1 when A `>=` 1 
The probability that a dart falls in any particular band (called an annulus) formed by concentric circles is also easy to calculate from the areas.
The probability that `A < R <= B` is just `F(B)  F(A)`.
With this analysis it should be clear that the probability that R = A is zero since the circle of radius A is a region in the plane with area zero.
This result can be interpreted as saying that the likelihood of the dart landing on a circle of a given radius is very small. And in an experiment, any specified number A from 0 to 1 is equally likely to occur as the value of R.
Yet the formula above also suggests that the probability that the value of R will lie between `1/8` and `1/4` is not as large as the probability that R will lie between `3/4` and `7/8`.
This leads to the concepts of average probability density and point probability density.
The average probability density for an interval [A,B] is the ratio of the probability that R will fall in a certain interval [A,B] to the length of that interval, BA. That is,
The densities for the intervals `[1/4,3/8]` and `[3/4,7/8]` illustrate why larger values of R are more likely by measuring the average density of comparable length intervals that contain them.
For the interval `[1/4,3/8]` we have the average density is
while for the intervals `[3/4,7/8]` the average density is
The point probability density of the random variable
R at the point A, dF(A), is the limit as `B rarr A` of the average probability
densities for intervals with endpoints A and B. So
dF(A) = 



This is the key relation between the distribution function
F and the probability density function of a random variable.
REMARKS on the DENSITY FUNCTION.
So to find the probability
that a random variable
is between A and B we need only find the net change from A to B in any
function that has the density function as its derivative.
Let's return to the key question of finding the average or what is called the MEAN of the random variable:
First let's note that when
`B~~ A, F(B)  F(A)~~dF(A)*(BA)`. This is just the "differential
estimate" applied to the distribution function F at A.
Let's cut the interval from 0 to 1 into N pieces of equal length.
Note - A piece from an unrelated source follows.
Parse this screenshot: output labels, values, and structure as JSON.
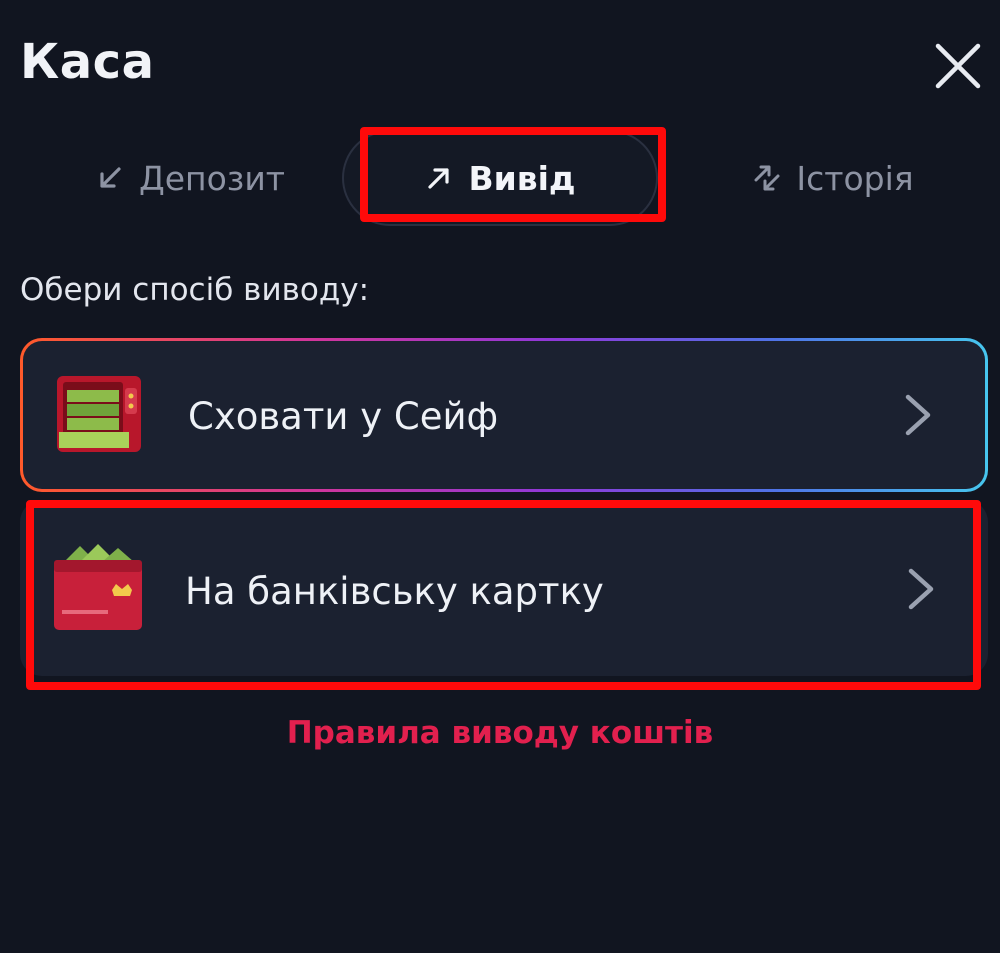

For example if N = 5 we would have the intervals with length 1/5.
Now when N is large the length of these intervals will get small and there won't be much variation of the value of R in that interval.
To estimate the average from the theory, it would seem
sensible
to choose one number to represent the numbers from each interval  call it
"`r_k` ". Now estimate the probability that a dart would fall in that interval,
call that "`p_k`". Then, multiply the representative number by that probability
and finally add those numbers up to find an estimate for the average, i.e.,
If we choose the left hand endpoint of each interval we would find an underestimate:
Can you
see why?
For example when N = 5 we would find
underest `= r_0*p_0 + r_1*p_1 + r_2*p_2 + r_3*p_3 + r_4*p_4 ``= 0 + 1/5*3/25 + 2/5*5/25 + 3/5*7/25 + 4/5 * 9/25 `
THE MEAN MEETS THE Euler Sums and estimates for Net Change:
Now remember that `p_k = F(A_k)  F(A_{k1}) ~~ dF(A_{k1}) *1/N`.
So to estimate the average value of R theoretically we could consider use `r_k = A_{k1}`
`sum_{k=1}^{k=N} r_k*p_k ~~ sum_{k=1}^{k=N} A_{k1} *dF(A_{k1})*1/N`.
AHahhh! this last expression is precisely an Euler Sum that estimates the net change from 0 to 1 in a function S where
`S'(x) = x * dF(x) = x * 2x = 2 x^2`
Thus the MEAN of the random variable R must be `S(1)  S(0)` where
`S(x) = 2{x^3}/3`.
and so the MEAN of R is `2/3` !